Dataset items
-=-=-

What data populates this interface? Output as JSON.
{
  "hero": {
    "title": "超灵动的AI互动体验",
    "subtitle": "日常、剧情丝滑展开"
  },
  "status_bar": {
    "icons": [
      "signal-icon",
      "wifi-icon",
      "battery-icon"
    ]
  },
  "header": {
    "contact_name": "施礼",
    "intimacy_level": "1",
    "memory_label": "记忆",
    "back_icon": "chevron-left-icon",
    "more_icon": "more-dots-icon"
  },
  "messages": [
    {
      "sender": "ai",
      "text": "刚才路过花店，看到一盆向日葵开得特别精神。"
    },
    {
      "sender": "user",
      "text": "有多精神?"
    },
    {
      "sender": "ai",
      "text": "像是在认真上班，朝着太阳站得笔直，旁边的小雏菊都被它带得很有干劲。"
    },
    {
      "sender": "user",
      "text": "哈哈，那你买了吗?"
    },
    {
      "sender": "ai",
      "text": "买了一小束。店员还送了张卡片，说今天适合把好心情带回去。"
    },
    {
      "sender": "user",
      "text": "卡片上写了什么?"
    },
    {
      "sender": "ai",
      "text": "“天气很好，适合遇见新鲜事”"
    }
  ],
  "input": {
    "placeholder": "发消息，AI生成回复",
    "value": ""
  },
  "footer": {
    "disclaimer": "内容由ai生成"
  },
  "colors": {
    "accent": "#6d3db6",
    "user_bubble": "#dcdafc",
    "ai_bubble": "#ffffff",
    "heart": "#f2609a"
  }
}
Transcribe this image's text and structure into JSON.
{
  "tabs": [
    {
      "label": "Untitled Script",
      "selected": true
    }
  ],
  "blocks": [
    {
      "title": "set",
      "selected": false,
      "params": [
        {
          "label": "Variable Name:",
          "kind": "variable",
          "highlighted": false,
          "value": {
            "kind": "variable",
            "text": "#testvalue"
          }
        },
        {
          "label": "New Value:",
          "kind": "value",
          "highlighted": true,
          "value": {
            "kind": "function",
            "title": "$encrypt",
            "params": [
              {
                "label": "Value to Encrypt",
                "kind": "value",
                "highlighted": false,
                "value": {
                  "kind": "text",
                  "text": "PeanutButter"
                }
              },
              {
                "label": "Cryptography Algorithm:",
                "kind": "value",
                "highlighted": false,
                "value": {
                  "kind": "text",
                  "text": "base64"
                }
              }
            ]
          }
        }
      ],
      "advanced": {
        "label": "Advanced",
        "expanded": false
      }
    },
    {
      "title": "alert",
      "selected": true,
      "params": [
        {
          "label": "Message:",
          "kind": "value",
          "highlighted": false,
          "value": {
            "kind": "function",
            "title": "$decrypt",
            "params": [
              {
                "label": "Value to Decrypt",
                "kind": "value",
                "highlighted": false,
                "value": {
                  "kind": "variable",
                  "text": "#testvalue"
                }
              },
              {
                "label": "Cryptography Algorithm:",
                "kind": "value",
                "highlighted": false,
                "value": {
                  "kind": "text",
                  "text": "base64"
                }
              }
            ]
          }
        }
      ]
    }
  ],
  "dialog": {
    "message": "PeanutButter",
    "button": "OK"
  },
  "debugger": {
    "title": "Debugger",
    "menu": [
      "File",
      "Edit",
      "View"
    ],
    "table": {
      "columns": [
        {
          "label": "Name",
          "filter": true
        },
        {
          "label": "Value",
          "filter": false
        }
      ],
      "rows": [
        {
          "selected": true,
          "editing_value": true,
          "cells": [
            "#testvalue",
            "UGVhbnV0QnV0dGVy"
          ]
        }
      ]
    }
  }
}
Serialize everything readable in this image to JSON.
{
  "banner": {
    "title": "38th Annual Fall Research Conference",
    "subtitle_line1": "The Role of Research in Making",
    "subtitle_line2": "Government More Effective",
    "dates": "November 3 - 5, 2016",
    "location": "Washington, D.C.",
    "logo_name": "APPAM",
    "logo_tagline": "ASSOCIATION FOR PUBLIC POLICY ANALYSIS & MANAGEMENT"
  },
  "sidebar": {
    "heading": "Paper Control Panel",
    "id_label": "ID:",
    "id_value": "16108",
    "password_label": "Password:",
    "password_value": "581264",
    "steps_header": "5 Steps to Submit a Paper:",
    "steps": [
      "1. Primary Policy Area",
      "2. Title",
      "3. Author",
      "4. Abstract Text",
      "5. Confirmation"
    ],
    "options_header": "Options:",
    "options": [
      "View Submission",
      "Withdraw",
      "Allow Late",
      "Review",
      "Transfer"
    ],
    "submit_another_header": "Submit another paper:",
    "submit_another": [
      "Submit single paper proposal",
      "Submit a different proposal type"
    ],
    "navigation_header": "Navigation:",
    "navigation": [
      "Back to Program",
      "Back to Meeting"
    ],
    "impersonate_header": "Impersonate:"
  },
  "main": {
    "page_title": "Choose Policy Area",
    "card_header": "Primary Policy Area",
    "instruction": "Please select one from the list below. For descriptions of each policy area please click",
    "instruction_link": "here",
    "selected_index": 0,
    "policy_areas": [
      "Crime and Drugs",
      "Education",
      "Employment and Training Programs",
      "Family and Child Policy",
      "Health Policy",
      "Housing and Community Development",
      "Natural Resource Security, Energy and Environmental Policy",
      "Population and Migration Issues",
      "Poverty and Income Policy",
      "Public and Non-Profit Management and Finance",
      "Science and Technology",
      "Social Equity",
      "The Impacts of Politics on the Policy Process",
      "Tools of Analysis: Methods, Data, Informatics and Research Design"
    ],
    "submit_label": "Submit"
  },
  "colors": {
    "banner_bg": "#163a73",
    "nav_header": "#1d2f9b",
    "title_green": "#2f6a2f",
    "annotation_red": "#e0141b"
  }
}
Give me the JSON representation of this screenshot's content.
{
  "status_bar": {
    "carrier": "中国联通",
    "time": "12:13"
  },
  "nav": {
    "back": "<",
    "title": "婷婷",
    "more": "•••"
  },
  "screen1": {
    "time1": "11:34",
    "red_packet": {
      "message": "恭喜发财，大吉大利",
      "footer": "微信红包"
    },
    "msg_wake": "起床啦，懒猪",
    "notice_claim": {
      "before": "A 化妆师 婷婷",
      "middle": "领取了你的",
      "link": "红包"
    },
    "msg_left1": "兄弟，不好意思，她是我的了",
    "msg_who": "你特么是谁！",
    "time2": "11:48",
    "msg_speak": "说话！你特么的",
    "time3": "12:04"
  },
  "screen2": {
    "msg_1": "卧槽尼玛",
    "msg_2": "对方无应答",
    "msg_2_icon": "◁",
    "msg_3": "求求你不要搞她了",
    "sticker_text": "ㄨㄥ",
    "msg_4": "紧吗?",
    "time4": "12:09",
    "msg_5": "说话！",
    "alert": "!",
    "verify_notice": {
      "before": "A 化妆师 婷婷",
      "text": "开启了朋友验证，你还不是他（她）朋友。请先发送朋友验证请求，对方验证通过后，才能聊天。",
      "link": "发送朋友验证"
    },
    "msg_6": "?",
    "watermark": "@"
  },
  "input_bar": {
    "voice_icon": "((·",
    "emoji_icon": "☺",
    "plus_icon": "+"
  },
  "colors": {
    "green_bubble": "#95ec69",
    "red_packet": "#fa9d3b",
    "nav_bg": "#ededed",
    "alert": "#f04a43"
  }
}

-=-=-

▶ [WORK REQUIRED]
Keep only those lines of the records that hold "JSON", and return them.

▶ [EXERCISE SOLUTION]
What data populates this interface? Output as JSON.
Transcribe this image's text and structure into JSON.
Serialize everything readable in this image to JSON.
Give me the JSON representation of this screenshot's content.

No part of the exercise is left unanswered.